◆ TASK TO COMPLETE
Write all of the entries out again exactly.

^^^^^^^^^^^^^^^^

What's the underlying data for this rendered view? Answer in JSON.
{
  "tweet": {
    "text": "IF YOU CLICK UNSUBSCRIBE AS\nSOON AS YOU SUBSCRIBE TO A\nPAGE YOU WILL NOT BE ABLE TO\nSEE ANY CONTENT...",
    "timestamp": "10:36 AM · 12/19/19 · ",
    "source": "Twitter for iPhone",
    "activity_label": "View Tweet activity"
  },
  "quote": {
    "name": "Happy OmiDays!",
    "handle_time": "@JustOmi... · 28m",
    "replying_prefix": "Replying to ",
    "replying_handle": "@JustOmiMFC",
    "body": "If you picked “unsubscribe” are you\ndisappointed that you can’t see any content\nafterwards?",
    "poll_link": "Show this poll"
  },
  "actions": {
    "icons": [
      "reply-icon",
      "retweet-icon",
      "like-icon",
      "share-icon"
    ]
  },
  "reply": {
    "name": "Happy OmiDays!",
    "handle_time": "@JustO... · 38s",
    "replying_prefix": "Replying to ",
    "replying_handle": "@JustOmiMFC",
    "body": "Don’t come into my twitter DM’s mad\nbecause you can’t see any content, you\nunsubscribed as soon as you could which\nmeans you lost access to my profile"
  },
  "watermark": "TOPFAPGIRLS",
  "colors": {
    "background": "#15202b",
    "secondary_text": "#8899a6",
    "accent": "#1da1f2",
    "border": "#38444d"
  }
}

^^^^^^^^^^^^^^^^

◆ RESPONSE BOX
What's the underlying data for this rendered view? Answer in JSON.
{
  "tweet": {
    "text": "IF YOU CLICK UNSUBSCRIBE AS\nSOON AS YOU SUBSCRIBE TO A\nPAGE YOU WILL NOT BE ABLE TO\nSEE ANY CONTENT...",
    "timestamp": "10:36 AM · 12/19/19 · ",
    "source": "Twitter for iPhone",
    "activity_label": "View Tweet activity"
  },
  "quote": {
    "name": "Happy OmiDays!",
    "handle_time": "@JustOmi... · 28m",
    "replying_prefix": "Replying to ",
    "replying_handle": "@JustOmiMFC",
    "body": "If you picked “unsubscribe” are you\ndisappointed that you can’t see any content\nafterwards?",
    "poll_link": "Show this poll"
  },
  "actions": {
    "icons": [
      "reply-icon",
      "retweet-icon",
      "like-icon",
      "share-icon"
    ]
  },
  "reply": {
    "name": "Happy OmiDays!",
    "handle_time": "@JustO... · 38s",
    "replying_prefix": "Replying to ",
    "replying_handle": "@JustOmiMFC",
    "body": "Don’t come into my twitter DM’s mad\nbecause you can’t see any content, you\nunsubscribed as soon as you could which\nmeans you lost access to my profile"
  },
  "watermark": "TOPFAPGIRLS",
  "colors": {
    "background": "#15202b",
    "secondary_text": "#8899a6",
    "accent": "#1da1f2",
    "border": "#38444d"
  }
}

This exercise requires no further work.